Parents of children with intellectual disabilities are sharing their lockdown experiences with researchers so families can be better supported in future.
Their stories will help the team gauge how limited access to education, respite care and specialist services – as well as restrictions on family support – has impacted on parents and carers.
Building a clearer picture of the pandemic’s effect will enable researchers to make key recommendations that shape the provision of services as restrictions ease.
So far 134 parents have completed the survey – half are parents of young people with intellectual difficulties and half are parents of typically developed children.
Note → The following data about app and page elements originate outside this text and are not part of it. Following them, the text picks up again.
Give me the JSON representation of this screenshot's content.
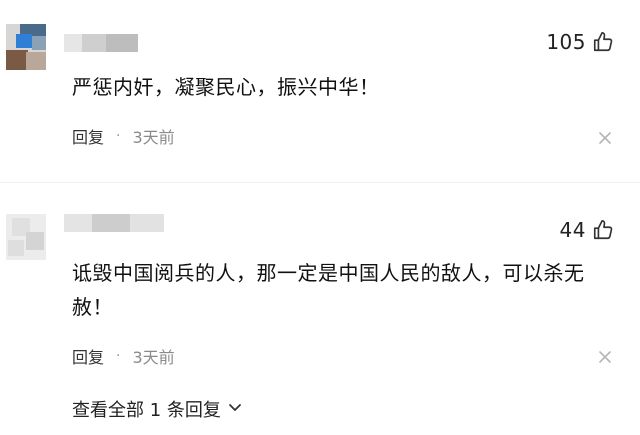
{
  "comments": [
    {
      "likes": "105",
      "text": "严惩内奸，凝聚民心，振兴中华！",
      "reply_label": "回复",
      "separator": "·",
      "time": "3天前"
    },
    {
      "likes": "44",
      "text": "诋毁中国阅兵的人，那一定是中国人民的敌人，可以杀无赦！",
      "reply_label": "回复",
      "separator": "·",
      "time": "3天前"
    }
  ],
  "view_all_replies": "查看全部 1 条回复",
  "icons": {
    "like": "thumbs-up-icon",
    "close": "close-icon",
    "expand": "chevron-down-icon"
  },
  "colors": {
    "text_primary": "#111111",
    "text_secondary": "#8a8a8a",
    "icon": "#333333"
  }
}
Researchers are keen to hear from more families.
Intellectual disability – or ID – is a term used when a person has certain limitations in cognitive functioning and skills, including communication, social and self-care skills.
Hearing from both groups of parents and carers offers a helpful comparison when assessing the impacts of the pandemic and lockdown on families, researchers say.
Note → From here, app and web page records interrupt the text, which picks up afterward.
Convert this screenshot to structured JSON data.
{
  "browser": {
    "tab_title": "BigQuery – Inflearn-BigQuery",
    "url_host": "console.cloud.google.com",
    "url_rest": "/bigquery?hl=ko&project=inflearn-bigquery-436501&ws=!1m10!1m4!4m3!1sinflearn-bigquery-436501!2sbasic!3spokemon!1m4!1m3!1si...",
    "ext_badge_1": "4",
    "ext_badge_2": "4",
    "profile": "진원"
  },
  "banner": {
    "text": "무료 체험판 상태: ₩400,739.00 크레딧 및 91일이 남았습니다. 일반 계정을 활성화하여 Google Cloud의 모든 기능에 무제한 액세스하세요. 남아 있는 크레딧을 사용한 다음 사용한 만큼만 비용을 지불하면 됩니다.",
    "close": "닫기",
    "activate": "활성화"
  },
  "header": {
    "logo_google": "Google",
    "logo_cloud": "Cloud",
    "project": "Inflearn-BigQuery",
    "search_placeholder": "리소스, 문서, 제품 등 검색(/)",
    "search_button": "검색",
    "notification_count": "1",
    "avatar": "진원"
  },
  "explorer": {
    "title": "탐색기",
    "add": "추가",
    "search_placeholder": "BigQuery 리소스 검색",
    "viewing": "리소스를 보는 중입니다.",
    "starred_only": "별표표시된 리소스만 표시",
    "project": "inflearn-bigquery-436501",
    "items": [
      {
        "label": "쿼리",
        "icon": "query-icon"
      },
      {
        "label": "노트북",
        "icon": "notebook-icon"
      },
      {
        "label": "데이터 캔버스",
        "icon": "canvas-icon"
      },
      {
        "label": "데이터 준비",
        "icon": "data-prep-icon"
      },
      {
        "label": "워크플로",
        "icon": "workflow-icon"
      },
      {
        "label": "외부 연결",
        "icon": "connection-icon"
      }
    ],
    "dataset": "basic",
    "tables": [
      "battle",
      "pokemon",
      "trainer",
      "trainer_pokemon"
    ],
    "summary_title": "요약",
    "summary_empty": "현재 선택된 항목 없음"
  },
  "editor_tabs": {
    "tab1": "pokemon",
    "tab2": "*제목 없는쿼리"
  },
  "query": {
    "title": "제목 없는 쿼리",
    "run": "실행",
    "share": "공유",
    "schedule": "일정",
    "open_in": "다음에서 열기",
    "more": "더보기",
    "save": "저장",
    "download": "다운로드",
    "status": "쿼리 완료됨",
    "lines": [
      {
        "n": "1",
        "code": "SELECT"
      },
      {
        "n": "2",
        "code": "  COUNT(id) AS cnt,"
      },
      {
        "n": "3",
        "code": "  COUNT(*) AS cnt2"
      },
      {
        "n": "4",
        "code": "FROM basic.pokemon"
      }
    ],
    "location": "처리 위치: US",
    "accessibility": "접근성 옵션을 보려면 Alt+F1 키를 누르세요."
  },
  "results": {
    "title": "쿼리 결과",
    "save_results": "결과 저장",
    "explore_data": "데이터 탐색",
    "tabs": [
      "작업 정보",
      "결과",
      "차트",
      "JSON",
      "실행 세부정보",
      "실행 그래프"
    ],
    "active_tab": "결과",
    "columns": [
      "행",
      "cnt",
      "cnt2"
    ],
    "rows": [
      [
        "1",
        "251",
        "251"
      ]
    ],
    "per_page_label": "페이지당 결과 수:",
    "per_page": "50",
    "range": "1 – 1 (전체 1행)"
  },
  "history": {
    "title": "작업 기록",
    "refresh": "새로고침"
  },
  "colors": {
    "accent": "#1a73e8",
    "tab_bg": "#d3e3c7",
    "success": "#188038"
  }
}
A majority of respondents say their children have experienced mild to moderate symptoms of depression (59 per cent), stress (57per cent) and anxiety (51 per cent) during the pandemic.
Smaller numbers of parents report that their children have experienced more severe – or extremely severe – symptoms of depression (15 per cent), stress (4 per cent), and anxiety (30 per cent).
The study team has also found a significant association between children’s challenging behaviours and parents’ mental health.
An increase in difficult behaviours – such as children becoming overwhelmed or overexcited – is linked to an increase in poor parent mental health, results suggest. So too are traits such as being stubborn, uncooperative or anxious.
The team has found that parents of children with ID are experiencing poorer mental health themselves and more challenging child behaviour compared with parents whose children do not have ID.
Early survey findings are providing insights into the types of support used by parents prior to lockdown and right up to present day.
Across the whole sample, the team found that before lockdown, informal help from friends and family was the most commonly used type of support.
This has decreased during the pandemic and has not quite returned to the same levels as pre-lockdown, the findings suggest.
This is the same for other types of support, including formal respite care and outreach services. All have dropped during lockdown and are still at lower levels now compared with prior to lockdown.
The trend may be attributable to services being closed, or unable to resume full-time since closing during lockdown.
Researchers say that despite the country being in a ‘recovery phase’, there is still a lack of service uptake – often because services are not available – and families are suffering.
Lead researcher Hope Christie, of the University of Edinburgh’s School of Health in Social Science, said: “More work is needed to find out how best to support families – completing the survey can help build a clearer picture of families’ experiences.”
The research is funded by the Economic and Social Research Council , as part of UK Research and Innovation's rapid response to Covid-19.
Parents and carers of children aged 5-18 can take part in the study by emailing email@example.com